Exercise:
Search the records for "name". Copy every line where it appears.

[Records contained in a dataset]
----
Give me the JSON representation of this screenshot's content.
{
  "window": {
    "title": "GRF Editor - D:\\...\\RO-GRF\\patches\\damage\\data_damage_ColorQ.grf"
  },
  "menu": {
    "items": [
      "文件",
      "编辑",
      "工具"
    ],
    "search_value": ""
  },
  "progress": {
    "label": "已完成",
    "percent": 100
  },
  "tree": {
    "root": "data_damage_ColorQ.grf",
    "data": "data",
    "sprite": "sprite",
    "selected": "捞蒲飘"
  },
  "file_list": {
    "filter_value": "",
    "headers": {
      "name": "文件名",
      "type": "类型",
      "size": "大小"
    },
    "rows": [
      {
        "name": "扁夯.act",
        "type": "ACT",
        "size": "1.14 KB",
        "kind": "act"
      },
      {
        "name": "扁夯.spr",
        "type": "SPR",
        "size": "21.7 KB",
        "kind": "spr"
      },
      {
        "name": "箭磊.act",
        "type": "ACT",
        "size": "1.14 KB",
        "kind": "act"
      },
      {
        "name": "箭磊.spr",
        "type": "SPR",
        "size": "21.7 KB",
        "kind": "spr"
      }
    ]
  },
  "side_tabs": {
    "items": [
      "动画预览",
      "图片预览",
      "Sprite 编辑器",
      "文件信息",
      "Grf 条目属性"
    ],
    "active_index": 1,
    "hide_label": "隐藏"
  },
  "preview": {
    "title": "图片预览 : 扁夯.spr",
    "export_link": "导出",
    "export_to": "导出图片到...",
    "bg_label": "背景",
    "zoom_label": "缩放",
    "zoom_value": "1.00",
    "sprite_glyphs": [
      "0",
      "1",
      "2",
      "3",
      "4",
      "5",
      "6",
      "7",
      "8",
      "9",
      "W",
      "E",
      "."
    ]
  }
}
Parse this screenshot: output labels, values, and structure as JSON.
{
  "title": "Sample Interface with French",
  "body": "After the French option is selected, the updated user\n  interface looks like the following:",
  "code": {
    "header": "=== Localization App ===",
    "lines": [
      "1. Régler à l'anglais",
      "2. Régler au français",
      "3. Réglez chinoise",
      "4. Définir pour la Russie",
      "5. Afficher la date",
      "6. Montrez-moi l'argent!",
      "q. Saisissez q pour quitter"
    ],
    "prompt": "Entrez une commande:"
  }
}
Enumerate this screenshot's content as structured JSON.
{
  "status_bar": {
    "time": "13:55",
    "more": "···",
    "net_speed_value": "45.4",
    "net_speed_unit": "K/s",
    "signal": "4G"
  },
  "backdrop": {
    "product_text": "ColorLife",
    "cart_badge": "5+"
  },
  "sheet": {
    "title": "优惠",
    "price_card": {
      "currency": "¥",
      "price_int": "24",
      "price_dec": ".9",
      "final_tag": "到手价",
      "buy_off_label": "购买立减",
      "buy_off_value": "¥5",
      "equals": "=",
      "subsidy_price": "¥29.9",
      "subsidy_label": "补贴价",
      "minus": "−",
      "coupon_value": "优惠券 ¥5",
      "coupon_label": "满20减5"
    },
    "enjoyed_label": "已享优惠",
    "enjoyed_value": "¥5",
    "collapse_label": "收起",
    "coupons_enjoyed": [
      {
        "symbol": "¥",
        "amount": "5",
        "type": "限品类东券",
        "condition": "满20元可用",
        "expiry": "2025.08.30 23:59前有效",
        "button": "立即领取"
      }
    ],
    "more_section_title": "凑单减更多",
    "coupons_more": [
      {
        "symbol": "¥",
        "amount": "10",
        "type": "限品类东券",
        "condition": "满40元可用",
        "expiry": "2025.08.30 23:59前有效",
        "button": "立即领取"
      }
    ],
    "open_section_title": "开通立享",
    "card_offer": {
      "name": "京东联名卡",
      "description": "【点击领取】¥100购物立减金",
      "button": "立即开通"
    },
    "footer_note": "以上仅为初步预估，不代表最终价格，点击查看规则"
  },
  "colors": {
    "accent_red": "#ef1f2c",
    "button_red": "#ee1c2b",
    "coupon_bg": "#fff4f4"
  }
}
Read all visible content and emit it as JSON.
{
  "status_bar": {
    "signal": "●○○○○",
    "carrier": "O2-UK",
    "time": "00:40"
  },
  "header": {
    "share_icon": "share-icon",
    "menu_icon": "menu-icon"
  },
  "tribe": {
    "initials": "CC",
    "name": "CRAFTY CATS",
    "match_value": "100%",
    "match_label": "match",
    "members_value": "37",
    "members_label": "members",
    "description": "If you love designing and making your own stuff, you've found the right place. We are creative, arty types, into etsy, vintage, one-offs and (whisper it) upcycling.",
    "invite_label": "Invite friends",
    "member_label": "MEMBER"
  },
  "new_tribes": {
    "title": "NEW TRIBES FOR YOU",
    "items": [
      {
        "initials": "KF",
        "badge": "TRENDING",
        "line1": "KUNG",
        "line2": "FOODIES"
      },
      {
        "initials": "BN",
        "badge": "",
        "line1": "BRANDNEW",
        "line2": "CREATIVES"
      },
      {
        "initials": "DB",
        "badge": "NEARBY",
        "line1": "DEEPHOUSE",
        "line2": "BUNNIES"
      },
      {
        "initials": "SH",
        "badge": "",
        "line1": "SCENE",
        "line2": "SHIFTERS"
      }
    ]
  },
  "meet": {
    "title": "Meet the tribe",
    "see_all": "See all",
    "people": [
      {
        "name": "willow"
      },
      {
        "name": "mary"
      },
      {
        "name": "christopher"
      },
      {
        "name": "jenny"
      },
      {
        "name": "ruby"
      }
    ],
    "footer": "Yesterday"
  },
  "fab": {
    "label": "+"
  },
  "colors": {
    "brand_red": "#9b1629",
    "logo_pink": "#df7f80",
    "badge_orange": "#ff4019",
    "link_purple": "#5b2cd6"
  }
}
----
Completed exercise:
      "name": "文件名",
        "name": "扁夯.act",
        "name": "扁夯.spr",
        "name": "箭磊.act",
        "name": "箭磊.spr",
      "name": "京东联名卡",
    "name": "CRAFTY CATS",
        "name": "willow"
        "name": "mary"
        "name": "christopher"
        "name": "jenny"
        "name": "ruby"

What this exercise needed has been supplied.